If there is a dispute between a worker and employer as to whether the worker is entitled to annual leave with pay pursuant to article 7 of Directive 2003/88, is it compatible with EU law, and in particular the principle of effective remedy, if the worker has to take leave first before being able to establish whether he is entitled to be paid?
If the worker does not take all or some of the annual leave to which he is entitled in the leave year when any right should be exercised, in circumstances where he would have done so but for the fact that the employer refuses to pay him for any period of leave he takes, can the worker claim that he is prevented from exercising his right to paid leave such that the right carries over until he has the opportunity to exercise it?
The hearing in the European Court is on 29 March 2017.
Mr King is represented in the CJEU by Sir Alan Dashwood QC and Mr James Williams of Henderson Chambers who are instructed by Clare Gilroy-Scott, a Senior Solicitor at Goodman Derrick LLP.
Goodman Derrick LLP is acting for Mr King in the Court of Appeal and the CJEU proceedings as part of its Pro-Bono and CSR Programme.

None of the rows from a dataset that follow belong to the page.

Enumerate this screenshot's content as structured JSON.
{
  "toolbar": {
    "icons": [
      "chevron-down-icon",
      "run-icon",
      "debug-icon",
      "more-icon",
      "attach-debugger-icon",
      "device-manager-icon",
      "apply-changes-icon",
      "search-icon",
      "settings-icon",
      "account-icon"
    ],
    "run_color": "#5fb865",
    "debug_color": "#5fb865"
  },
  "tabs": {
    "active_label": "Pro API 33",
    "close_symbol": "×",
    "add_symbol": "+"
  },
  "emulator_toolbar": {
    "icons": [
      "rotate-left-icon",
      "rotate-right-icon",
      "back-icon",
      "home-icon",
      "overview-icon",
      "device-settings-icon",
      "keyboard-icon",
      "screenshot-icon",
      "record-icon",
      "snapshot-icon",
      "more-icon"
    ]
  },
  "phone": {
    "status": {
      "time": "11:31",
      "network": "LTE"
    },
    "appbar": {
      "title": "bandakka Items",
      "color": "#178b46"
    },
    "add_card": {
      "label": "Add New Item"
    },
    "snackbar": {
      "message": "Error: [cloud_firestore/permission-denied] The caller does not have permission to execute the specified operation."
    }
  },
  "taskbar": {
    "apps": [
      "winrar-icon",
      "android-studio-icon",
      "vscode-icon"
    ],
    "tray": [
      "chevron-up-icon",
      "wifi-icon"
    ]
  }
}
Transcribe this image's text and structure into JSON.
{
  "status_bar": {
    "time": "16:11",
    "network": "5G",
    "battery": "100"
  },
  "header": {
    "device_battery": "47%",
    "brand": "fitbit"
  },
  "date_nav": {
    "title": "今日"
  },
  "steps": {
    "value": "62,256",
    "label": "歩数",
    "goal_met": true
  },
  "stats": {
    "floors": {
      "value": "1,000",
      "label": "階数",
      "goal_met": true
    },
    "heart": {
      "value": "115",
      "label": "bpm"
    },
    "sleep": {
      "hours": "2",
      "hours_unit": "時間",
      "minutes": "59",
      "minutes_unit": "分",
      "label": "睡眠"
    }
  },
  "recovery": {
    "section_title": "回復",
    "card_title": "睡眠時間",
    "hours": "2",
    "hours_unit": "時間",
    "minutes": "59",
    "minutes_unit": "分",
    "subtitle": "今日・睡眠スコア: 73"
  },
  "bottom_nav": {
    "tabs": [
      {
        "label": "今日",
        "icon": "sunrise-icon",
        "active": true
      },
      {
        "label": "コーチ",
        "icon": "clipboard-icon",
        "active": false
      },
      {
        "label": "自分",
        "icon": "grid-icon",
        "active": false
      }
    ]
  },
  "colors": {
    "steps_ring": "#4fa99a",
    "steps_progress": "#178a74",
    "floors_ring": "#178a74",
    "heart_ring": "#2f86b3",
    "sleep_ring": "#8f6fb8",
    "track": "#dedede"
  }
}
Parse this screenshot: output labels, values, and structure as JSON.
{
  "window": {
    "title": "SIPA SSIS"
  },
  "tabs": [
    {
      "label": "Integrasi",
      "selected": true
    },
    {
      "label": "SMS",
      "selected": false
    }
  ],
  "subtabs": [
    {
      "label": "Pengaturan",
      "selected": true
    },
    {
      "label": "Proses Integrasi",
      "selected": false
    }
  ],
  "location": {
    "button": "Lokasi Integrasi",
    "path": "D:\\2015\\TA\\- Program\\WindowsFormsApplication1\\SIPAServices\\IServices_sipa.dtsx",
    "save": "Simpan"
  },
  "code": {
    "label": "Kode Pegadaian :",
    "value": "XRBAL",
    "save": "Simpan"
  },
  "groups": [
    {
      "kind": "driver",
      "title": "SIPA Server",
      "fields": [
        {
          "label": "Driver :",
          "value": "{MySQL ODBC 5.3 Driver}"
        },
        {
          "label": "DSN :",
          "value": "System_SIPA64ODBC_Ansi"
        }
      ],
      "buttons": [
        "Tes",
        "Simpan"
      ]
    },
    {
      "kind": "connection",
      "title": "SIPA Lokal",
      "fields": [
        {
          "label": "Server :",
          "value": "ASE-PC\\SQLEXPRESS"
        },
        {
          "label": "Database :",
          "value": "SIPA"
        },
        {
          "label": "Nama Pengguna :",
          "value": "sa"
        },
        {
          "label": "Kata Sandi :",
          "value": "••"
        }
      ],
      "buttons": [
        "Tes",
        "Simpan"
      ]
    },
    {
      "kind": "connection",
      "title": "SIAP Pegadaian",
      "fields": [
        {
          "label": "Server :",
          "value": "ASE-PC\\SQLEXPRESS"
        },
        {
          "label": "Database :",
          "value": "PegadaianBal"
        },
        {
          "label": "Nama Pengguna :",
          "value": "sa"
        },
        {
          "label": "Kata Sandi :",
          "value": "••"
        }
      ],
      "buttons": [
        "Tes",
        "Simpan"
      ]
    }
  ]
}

A hot political issue in 2016 was the legal status of workers. But 2017 could be the Year of the Worker and this will be a tricky issue for HR and employers. The gig economy and the law are coming to blows. And, the workers are winning. The message from recent case law is that a person’s employment status is not always exactly what it says on the tin. Contractual documentation stating an individual is self-employed will not avoid the risk of the individual claiming worker status. HR and management need to be alive to this issue, and define and structure working relationships properly at the outset.